Blog Author - Vijay Mali
Vijay Mali
Vijay is a technology explorer, a visionary and a product maker. As CTO of the company, he plays a critical role in deciding the technology vision of the company. He also leads the center of excellence (CoE) department at CCTech which is responsible for exploring new technologies & building a strategy to bring it to common designers. Vijay has over 15 years of experience in providing the CFD solutions for many complex problems. He has conceptualized many software solutions including the Pedestrian Comfort Analysis & Control Valve Performer app developed on simulationHub platform. Vijay is known for his transformative way of teaching and trained more than 500 candidates on complex topics like computational fluid dynamics and design optimization. He has delivered talks at various events and engineering colleges about CFD and its use in design optimization of a product. Vijay holds a master degree in aerospace engineering from Indian Institute of Technology (IIT Bombay).
Blog Author - Vijay Mali
Vijay Mali
Vijay is CTO and Co-Founder of CCTech and a product manager of simulationHub. Vijay's major contribution in a professional career is growing CCTech from team of two people to group of 30 technologists and now CCTech is a preferred partner to many engineering industries. At CCTech, Vijay looks after business development for CFD division and a member of technical review committee. Since the beginning of Vijay's professional career, he has the passion for making high-end technology accessible to common users and designers. First through CCTech training program on CFD and then through LearnCAx, he tried to make the CFD knowledge accessible to engineers. Now through simulationHub, he is aiming to give the power of simulation to every designer.

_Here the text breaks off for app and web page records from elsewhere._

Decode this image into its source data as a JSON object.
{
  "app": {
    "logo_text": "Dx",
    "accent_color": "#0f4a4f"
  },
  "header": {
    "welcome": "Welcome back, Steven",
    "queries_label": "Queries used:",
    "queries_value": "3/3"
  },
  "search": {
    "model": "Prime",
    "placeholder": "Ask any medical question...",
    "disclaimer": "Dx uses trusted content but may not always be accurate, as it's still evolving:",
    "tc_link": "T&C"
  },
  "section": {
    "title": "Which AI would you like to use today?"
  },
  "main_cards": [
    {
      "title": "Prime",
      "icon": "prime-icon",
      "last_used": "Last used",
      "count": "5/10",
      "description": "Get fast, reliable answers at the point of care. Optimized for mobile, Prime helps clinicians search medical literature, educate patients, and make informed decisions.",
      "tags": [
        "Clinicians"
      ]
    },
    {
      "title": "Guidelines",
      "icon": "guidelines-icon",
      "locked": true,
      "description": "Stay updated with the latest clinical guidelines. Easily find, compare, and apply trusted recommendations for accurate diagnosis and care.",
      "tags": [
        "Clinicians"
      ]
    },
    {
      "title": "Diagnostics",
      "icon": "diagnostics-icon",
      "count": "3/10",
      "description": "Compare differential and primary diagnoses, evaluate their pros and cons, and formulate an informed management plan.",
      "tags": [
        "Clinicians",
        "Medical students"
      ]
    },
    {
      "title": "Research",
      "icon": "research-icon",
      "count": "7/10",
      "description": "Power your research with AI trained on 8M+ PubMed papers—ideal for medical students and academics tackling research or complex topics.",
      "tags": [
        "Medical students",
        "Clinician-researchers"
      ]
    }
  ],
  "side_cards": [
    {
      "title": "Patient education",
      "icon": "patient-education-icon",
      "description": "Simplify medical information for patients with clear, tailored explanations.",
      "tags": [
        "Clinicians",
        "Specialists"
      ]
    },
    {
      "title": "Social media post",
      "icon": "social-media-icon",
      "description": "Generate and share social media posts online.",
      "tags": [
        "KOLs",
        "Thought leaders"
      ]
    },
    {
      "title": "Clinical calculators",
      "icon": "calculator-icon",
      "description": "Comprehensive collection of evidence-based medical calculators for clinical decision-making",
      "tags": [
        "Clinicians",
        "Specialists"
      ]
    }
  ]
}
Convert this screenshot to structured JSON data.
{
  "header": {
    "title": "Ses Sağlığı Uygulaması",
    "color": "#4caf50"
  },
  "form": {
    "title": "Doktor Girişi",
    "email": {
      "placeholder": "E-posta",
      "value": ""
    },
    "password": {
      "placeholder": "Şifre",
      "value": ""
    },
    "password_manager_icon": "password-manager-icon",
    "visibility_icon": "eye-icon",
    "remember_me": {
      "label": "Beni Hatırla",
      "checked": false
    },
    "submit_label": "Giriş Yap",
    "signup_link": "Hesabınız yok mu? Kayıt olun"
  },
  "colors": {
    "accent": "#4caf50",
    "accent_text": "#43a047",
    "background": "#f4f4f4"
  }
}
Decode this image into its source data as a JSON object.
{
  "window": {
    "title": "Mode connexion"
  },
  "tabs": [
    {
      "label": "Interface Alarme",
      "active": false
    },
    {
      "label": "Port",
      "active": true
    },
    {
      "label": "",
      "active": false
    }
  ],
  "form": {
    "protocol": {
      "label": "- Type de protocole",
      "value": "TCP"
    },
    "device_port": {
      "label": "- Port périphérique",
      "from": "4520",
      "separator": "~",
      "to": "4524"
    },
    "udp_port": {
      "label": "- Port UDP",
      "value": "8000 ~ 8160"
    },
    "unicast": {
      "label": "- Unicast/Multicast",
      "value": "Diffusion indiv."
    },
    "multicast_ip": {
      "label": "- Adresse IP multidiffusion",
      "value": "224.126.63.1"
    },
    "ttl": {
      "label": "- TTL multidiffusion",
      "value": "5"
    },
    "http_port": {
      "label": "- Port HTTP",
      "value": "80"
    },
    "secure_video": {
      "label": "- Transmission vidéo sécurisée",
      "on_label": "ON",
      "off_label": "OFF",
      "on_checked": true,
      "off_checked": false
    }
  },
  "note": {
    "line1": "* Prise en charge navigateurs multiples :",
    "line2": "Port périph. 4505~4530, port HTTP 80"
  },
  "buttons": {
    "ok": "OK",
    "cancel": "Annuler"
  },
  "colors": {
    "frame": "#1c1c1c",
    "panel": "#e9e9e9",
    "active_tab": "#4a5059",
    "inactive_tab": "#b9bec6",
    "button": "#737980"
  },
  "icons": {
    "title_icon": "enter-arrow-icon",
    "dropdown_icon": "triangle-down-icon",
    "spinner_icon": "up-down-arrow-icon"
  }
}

Prior to CCTech, Vijay worked with ANSYS India (formerly Fluent India) in FloWizard development team. Vijay holds M.Tech. in Aerospace Engineering from IIT Bombay.